A reader writes:
My kid was diagnosed with fructose malabsorption early in 2012. Essentially, any fructose that he eats, in excess of approximately the same amount of glucose, makes him sick. Most fruits are relatively balanced 1:1 with fructose to glucose, so they're okay: pineapples, berries, a lot of citrus fruits. But popular fruits like apples, mangoes and watermelons are screamingly high in fructose relative to glucose. Oh, and wheat. And honey. And agave syrup. Fruit juice is just as bad as Honey Boo Boo's Mountain Dew habit from a metabolic standpoint, but at least it doesn't have the other crap in it.
You'd think such a disorder is rare? It's really common. Estimates are 30-50% of the U.S. population. And they tend to have metabolic syndrome.
Fructose-heavy fruits and grains come from parts of the world where people are better able to tolerate them (warmer parts of Asia, the Middle East – anywhere with a long, warm/hot growing season and/or a lack of seasons). And if you're from an area where those fructose heavy fruits and grains don't grow year round (Northern Europe), you're really screwed, as your body treats fructose differently in the absence of sunlight.
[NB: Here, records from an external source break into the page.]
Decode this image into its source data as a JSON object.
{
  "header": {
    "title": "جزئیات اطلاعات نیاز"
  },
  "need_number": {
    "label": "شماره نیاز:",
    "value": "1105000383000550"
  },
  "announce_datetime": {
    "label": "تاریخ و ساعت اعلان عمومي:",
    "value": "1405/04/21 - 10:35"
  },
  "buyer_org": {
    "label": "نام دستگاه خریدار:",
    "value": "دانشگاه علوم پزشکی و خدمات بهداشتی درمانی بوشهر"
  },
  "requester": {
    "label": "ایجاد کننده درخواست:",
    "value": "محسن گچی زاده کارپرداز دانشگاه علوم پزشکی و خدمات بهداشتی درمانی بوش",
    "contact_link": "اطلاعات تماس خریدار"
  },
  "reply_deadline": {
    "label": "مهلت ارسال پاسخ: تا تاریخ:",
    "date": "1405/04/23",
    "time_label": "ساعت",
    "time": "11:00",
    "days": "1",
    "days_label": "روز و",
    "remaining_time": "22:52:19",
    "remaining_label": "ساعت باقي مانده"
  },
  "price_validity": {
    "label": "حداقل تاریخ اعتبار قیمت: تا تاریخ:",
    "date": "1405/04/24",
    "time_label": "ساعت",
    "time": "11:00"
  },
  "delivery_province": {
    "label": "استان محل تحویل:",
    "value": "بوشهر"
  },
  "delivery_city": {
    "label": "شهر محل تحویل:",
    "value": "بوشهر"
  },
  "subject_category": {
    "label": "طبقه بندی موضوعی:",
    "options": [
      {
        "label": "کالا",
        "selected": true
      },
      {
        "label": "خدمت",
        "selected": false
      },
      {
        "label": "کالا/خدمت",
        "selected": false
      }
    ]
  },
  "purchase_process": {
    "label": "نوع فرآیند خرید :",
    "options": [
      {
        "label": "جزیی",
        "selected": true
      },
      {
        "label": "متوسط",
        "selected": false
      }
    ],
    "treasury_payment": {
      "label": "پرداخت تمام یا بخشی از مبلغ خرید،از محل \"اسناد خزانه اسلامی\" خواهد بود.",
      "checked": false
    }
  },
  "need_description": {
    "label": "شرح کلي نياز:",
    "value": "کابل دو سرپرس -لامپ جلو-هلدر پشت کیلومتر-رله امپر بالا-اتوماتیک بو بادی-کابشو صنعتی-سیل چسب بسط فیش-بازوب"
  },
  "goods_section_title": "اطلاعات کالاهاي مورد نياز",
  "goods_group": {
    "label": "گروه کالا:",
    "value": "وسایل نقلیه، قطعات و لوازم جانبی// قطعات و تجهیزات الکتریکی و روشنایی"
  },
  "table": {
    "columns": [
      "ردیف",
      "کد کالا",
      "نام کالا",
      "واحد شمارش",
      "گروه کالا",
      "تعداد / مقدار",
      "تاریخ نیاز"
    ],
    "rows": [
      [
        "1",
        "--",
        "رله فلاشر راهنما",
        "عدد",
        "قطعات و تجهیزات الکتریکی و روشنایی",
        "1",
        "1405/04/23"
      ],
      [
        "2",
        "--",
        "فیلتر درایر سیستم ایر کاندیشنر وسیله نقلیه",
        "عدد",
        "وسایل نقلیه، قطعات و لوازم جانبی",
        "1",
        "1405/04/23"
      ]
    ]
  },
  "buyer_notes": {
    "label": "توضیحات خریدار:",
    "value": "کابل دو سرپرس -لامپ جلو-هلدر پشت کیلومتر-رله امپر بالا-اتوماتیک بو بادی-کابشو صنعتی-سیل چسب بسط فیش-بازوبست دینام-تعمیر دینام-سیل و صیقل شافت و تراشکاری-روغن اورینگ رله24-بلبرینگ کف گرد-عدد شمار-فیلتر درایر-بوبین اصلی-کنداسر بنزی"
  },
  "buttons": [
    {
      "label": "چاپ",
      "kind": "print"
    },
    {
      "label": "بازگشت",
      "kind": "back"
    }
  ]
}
The idea is that you'd have gorged on those fruits during the summer months, and depositing that fat around your middle (again, metabolic syndrome) would have been helpful for fertility – hell, survival, in general – during the cold winter months when there's little food.
Metabolic syndrome is really common in my family, as are high triglycerides and pasty white skin. We joke around that my kid's diagnosis of fructose malabsorption and his subsequent avoidance of fructose sources will make him one of the healthiest kids we know, as kids are all on high-fructose corn syrup and fruit juice from an early age. It's no surprise that obesity rates and metabolic syndrome have gone through the roof since the introduction of HFCS in everything.
By the way, in support of Dr. Lustig's argument about the relative perils of fructose, a recent study (subscriber only) in the Journal of the American Medical Association shows how the brain responds differently to different types of sugars:
[Researchers found] an increased sensation of fullness and satiety after glucose, but not fructose, consumption. These findings support the conceptual framework that when the human brain is exposed to fructose, neurobiological pathways involved in the appetite region are modulated, thereby promoting increased food intake.
(Photo by COPCWa)